China’s Big Brother camera network complete, computer vision growth to come from business
In news that will be hard for some to believe, China’s domestic government market for computer vision is saturated, according to a new report.
Essentially, the developed world is still in an early stage of computer vision deployment, and China has to hunt for new domestic markets.
It is a sobering development not for the fact that the West continues to debate the ethics and merits of digital surveillance and public face biometrics. China’s authoritarian surveillance model is reason enough to avoid rushing things, even in troubled democracies like the United States.
More amazing is that a population of 1.4 billion is surveilled — not in segments, demographics or regions, but in total.
Of course, China continues to enjoy robust sales of its machine vision products to governments around the world. Virtually all of them are still many years away from seeing anything like saturation.
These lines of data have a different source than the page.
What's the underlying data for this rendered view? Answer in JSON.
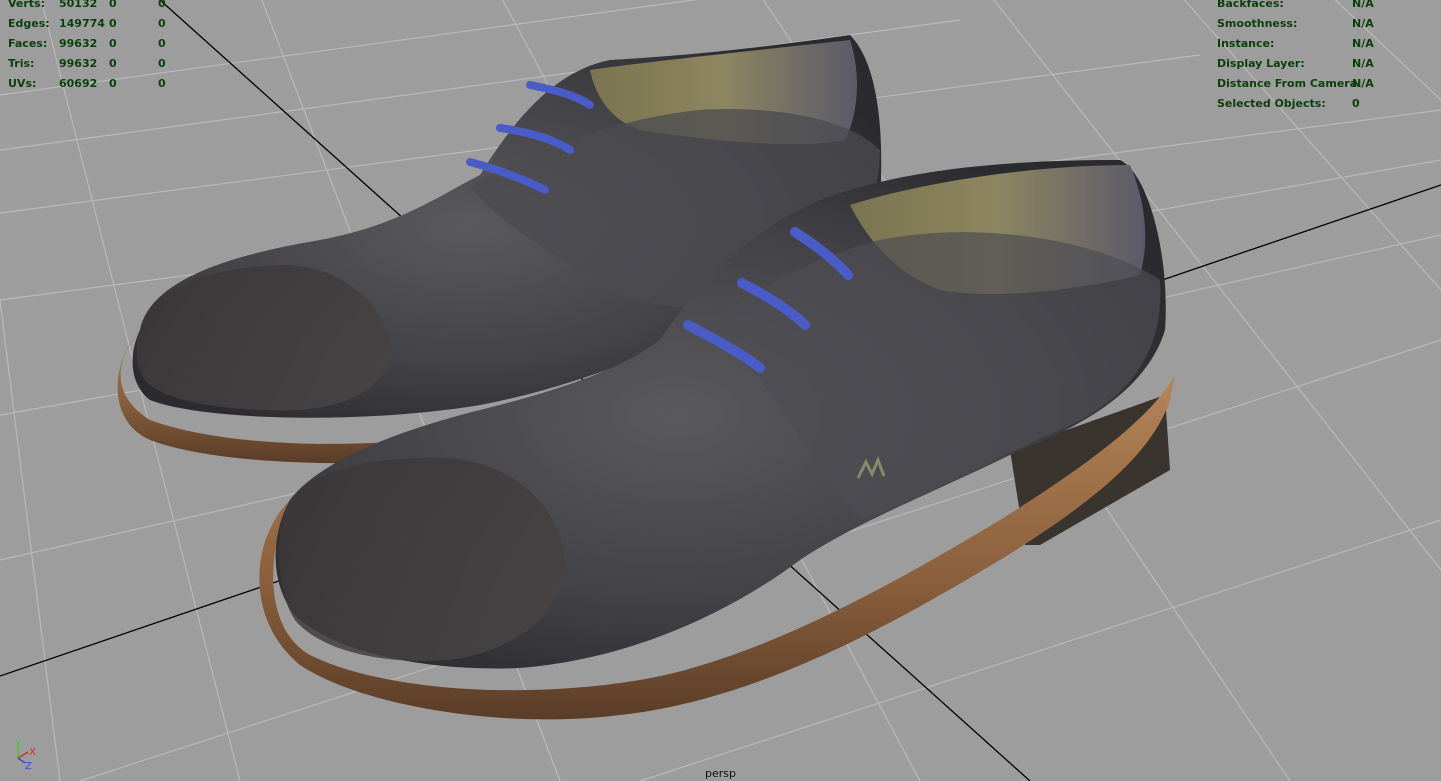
{
  "stats": {
    "rows": [
      {
        "label": "Verts:",
        "values": [
          "50132",
          "0",
          "0"
        ]
      },
      {
        "label": "Edges:",
        "values": [
          "149774",
          "0",
          "0"
        ]
      },
      {
        "label": "Faces:",
        "values": [
          "99632",
          "0",
          "0"
        ]
      },
      {
        "label": "Tris:",
        "values": [
          "99632",
          "0",
          "0"
        ]
      },
      {
        "label": "UVs:",
        "values": [
          "60692",
          "0",
          "0"
        ]
      }
    ]
  },
  "display_info": {
    "rows": [
      {
        "label": "Backfaces:",
        "value": "N/A"
      },
      {
        "label": "Smoothness:",
        "value": "N/A"
      },
      {
        "label": "Instance:",
        "value": "N/A"
      },
      {
        "label": "Display Layer:",
        "value": "N/A"
      },
      {
        "label": "Distance From Camera:",
        "value": "N/A"
      },
      {
        "label": "Selected Objects:",
        "value": "0"
      }
    ]
  },
  "camera": {
    "name": "persp"
  },
  "axis": {
    "y": "Y",
    "x": "X",
    "z": "Z",
    "colors": {
      "y": "#2fd02f",
      "x": "#d02f2f",
      "z": "#2f4fd0"
    }
  },
  "viewport": {
    "background": "#9d9d9d",
    "grid_color": "#b8b8b8",
    "axis_line_color": "#000000"
  }
}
The South China Morning Post, in Hong Kong, has published a 130-page report on the topic that finds the Chinese government is going after five sectors that either are relatively new to machine vision or still have room to grow. The markets are security, health care, autonomous vehicles, finance and retail and marketing.
While the government might be full up, quasi-private businesses are not, according to the Morning Post. It finds that the penetration rate in that sector remains low.
Regulation liberalization in health care has made computer vision in that sector a promising idea.
The paper’s reporters also found that finance is opening to the technology, in this case primarily for object recognition.
Retail and marketing executives are turning to machine vision, primarily as a way of shaving costs. The Morning Post says that sales growth has plateaued and productivity is flagging. The technology is being pitched as a way to better study consumers and help them check out without assistance.
The one area that cannot exist without machine vision, robotic vehicles, is the fifth target. Of course, the growth of vision systems in vehicles cannot exceed the growth of vehicles themselves, and that market is proving far harder to crack than even the centrally controlled economy can manage.